For the oil control valve application, key engineering requirements that Sumiploy CS5530 composite had to pass include ultra-high dimensional accuracy (10.7 mm ± 50 mm or 0.5%), thermal stability from -40 to 150oC, low coefficient of friction, chemical resistance to engine oils, and good fatigue strength and creep resistance. Drivers for making the change from machined aluminum to an engineering thermoplastic composite include lowering manufacturing costs, improving engine performance and lowering weight. The part has been in commercial use since start-of-production (SOP) in 2015, thus establishing a proven record of performance. Being a thermoplastic, it is fully recyclable (melt reprocessable) at the end of vehicle life.

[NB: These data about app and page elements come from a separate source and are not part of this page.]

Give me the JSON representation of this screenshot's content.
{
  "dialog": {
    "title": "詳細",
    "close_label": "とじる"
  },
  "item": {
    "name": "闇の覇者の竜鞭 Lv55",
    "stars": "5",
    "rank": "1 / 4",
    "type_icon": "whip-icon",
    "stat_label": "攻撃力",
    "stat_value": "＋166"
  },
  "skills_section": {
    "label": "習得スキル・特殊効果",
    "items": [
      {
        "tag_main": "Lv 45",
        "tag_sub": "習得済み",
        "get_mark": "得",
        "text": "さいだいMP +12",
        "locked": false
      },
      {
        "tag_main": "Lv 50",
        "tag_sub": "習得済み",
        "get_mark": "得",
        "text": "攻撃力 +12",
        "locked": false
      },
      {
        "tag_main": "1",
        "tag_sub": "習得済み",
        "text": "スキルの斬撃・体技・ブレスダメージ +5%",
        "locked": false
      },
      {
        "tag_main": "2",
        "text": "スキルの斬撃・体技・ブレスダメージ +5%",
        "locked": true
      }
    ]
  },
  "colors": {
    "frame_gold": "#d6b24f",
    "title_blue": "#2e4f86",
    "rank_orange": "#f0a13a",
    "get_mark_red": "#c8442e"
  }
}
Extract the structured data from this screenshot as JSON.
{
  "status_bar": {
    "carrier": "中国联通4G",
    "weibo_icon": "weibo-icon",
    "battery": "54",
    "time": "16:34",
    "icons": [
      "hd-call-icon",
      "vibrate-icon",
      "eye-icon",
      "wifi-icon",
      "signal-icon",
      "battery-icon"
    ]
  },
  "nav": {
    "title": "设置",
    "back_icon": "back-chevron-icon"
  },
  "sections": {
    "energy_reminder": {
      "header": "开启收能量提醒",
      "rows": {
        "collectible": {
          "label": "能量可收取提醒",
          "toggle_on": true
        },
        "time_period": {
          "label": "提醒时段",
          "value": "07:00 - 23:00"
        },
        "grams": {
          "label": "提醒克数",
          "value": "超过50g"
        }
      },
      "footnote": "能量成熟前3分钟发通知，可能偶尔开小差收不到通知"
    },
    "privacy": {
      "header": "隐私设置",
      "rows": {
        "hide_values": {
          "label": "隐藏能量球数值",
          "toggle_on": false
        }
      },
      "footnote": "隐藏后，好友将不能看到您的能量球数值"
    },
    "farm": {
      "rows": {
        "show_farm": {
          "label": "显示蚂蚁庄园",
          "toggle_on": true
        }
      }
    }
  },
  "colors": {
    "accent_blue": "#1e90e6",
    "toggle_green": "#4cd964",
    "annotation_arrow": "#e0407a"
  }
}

In addition to automotive use, Sumiploy resins are said to be well suited for use in electrical/electronics and aerospace components to replace machined steel or aluminum as well as other high-performance thermoplastics like polyetheretherketone (PEEK), polyaryletherketone (PAEK), and polyetherimide (PEI). While not critical for this application, Sumiploy resins offer reduced friction against mating surfaces in minimally lubricated environments as well as enhanced functionality and lower manufacturing costs thanks to the parts consolidation from high-precision injection molding. Sumiploy resins are said to be good candidates for metal replacement in applications like oil-control valve pistons, solenoid valve pistons, heating/ventilation/air conditioning (HVAC) vanes and pistons, industrial gears, and non-lubricated bushings and bearings.